Advertisement

A woman with dizziness, headache and epigastric discomfort

Published:August 18, 2016DOI:https://doi.org/10.1016/j.ejim.2016.08.011

      1. Indication

      A woman in her 70s presented to the emergency department with 4 h of dizziness, headache and epigastric discomfort. Her only medical history was hypertension. The blood pressure was 89/45 mm Hg, pulse 58 beats per minute, oxygen saturation 98% in ambient air. Electrocardiogram (ECG) showed sinus bradycardia and non-specific ST-T abnormality. Initial troponin was not elevated. Contrast computed tomography (CT) of the aorta was performed to exclude dissection (Fig. 1).
      Fig. 1
      Fig. 1Contrast CT of the aorta at the level of the ventricles showing the inferior part of RV (1), LV (2), coronary sinus (3), inferior vena cava (4) and descending thoracic aorta (5). The coronary sinus is dilated. An area of transmural hypoenhancement is evident along the inferior septal and inferior LV wall, with preserved wall thickness (arrowheads).
      What is the diagnosis?

      2. Diagnosis

      Right ventricular (RV) and left ventricular (LV) inferior wall infarction. The figure shows a cross-section of the ventricles, including part of the coronary sinus, inferior vena cava and descending thoracic aorta. The RV is enlarged. The inferior vena cava size is comparable to that of the aorta, and the coronary sinus appears prominent, arguing against hypovolemia. However, the patient was in shock and bradycardiac. Notably, an area of transmural hypoenhancement is present along the inferior septal and inferior LV wall that has preserved wall thickness, compatible with an acute myocardial infarction. Together with a dilated RV, proximal right coronary artery thrombosis was suspected.
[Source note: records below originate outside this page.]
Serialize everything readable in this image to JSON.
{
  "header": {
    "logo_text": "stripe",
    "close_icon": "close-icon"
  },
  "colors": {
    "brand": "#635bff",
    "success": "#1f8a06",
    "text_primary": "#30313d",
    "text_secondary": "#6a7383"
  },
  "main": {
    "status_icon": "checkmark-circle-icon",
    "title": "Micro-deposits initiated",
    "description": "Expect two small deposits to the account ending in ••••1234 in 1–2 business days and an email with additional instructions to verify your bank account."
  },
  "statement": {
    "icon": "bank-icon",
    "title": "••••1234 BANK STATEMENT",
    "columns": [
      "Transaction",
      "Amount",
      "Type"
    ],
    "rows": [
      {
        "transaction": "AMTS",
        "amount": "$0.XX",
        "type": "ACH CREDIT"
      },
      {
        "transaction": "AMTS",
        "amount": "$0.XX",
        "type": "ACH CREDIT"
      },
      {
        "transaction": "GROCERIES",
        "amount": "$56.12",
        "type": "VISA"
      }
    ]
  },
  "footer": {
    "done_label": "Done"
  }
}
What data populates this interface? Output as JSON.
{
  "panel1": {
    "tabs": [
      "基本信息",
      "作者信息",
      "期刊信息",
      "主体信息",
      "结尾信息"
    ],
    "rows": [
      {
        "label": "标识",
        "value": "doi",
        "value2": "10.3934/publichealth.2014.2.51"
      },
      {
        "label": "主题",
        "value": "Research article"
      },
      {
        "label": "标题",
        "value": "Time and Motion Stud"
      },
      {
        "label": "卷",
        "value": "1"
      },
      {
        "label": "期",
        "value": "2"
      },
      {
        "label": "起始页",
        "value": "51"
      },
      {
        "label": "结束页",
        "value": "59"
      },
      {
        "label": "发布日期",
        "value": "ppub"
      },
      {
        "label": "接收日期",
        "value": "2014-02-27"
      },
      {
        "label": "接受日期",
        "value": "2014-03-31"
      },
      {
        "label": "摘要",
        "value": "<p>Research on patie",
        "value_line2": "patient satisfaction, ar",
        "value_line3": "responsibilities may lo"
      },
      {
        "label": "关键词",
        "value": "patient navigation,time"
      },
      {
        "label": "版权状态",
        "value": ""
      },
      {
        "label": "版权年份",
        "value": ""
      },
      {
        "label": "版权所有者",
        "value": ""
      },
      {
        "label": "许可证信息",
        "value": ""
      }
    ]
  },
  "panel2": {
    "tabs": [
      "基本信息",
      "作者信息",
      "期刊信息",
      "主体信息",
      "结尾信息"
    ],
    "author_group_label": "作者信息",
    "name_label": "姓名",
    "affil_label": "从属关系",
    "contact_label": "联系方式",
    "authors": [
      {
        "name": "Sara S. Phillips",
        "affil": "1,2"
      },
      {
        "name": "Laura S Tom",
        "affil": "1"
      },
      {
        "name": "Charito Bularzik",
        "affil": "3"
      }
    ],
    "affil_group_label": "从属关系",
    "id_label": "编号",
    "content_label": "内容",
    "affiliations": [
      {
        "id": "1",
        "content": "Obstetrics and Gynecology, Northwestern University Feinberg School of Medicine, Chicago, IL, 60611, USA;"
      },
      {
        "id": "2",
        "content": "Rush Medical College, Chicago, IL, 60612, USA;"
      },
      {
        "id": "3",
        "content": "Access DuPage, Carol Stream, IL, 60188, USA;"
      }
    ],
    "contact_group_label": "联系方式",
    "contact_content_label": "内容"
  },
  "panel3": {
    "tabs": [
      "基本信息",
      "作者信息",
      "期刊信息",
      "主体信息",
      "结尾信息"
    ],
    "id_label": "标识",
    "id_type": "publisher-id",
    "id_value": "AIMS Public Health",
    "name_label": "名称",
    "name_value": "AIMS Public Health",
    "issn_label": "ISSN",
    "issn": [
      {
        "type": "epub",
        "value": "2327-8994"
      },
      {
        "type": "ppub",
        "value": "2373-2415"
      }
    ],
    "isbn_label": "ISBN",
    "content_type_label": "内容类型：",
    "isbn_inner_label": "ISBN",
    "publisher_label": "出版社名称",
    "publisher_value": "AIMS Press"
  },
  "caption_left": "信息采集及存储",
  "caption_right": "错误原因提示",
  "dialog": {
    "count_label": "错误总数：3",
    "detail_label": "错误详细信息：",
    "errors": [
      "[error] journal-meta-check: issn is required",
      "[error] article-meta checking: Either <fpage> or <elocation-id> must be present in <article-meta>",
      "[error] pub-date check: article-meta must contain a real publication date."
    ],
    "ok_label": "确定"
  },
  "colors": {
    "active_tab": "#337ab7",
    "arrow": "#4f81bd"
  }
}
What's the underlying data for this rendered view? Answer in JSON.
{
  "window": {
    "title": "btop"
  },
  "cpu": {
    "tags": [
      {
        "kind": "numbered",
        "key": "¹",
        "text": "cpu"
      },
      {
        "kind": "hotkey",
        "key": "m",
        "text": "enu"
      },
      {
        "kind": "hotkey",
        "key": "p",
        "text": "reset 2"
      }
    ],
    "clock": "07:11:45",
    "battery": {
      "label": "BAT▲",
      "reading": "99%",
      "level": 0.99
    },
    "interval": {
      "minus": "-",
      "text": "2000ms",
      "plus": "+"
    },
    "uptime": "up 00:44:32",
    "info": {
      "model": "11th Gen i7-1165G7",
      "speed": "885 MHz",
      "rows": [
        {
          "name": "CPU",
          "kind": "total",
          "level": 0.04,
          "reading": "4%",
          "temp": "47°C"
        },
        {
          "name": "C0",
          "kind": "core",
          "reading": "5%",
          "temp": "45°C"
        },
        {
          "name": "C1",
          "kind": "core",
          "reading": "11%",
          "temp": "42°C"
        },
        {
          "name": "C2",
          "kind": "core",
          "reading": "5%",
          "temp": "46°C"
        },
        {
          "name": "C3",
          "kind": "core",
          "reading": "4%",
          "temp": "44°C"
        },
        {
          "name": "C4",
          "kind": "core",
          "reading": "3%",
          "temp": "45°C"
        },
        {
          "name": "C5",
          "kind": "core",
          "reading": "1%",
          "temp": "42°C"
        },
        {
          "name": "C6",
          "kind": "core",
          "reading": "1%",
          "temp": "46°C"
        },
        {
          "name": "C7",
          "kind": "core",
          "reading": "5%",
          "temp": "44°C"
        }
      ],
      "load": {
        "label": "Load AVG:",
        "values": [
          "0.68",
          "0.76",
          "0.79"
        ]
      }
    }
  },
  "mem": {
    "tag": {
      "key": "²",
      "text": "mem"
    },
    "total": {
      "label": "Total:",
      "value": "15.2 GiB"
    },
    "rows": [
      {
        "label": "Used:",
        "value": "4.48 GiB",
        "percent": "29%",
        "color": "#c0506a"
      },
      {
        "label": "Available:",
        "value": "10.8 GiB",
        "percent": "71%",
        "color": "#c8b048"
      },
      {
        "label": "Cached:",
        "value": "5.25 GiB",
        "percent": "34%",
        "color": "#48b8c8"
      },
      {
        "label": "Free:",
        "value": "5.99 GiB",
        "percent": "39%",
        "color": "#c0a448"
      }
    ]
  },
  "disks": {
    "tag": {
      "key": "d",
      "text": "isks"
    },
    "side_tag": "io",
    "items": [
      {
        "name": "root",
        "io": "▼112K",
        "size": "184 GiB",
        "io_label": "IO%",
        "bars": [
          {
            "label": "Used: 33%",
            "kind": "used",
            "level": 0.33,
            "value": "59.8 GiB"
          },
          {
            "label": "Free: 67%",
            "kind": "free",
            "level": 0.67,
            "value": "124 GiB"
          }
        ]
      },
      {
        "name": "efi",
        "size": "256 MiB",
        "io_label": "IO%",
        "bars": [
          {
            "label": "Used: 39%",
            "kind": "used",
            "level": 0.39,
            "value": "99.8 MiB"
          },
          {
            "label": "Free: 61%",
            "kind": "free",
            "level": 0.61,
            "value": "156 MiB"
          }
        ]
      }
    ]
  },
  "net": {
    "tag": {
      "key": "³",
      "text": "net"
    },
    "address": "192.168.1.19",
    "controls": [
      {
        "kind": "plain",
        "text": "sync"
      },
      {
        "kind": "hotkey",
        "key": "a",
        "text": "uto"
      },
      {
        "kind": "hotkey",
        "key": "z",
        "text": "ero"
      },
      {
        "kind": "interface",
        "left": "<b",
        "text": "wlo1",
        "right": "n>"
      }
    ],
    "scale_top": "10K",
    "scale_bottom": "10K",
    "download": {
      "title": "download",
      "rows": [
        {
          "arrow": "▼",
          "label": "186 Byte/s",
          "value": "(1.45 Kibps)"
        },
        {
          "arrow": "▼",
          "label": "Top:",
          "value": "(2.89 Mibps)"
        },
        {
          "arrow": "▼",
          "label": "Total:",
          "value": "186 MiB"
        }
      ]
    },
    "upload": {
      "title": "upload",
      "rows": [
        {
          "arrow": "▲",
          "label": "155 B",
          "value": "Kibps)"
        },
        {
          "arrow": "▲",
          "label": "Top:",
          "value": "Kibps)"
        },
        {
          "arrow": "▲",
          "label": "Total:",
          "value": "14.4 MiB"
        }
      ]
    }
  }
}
Indeed, a subsequent ECG demonstrated inferior ST-segment elevation, and the patient received intravenous thrombolysis.
      RV infarction often results in hypotension and bradycardia. However, the initial ECG may be non-diagnostic. Though not gated to the cardiac cycle, contrast CT of the aorta can detect areas of myocardial perfusion defect of the LV [
      • Lo S.
      • Kwok W.K.
      Acute myocardial infarction found by multi-detector computed tomography ordered for suspected aortic dissection.
      ,
      • Ching S.
      • Chung T.S.
      Myocardial hypoperfusion on conventional contrast computed tomography.
      ], because the scan is timed at maximal aortic opacification that coincides with early contrast passage through the coronaries. Perfusion cannot be assessed on the thin-walled RV, but infarction can be inferred from RV dilation, distended veins, concurrent LV inferior wall defect, and absence of pulmonary embolism.

      Conflict of interests

      We report no conflict of interests regarding this work.

      References

        • Lo S.
        • Kwok W.K.
        Acute myocardial infarction found by multi-detector computed tomography ordered for suspected aortic dissection.
        Hong Kong Med J. 2008; 14: 233-235
        • Ching S.
        • Chung T.S.
        Myocardial hypoperfusion on conventional contrast computed tomography.
        Am J Emerg Med. 2015; 33: 1538.e1531-1538.e1534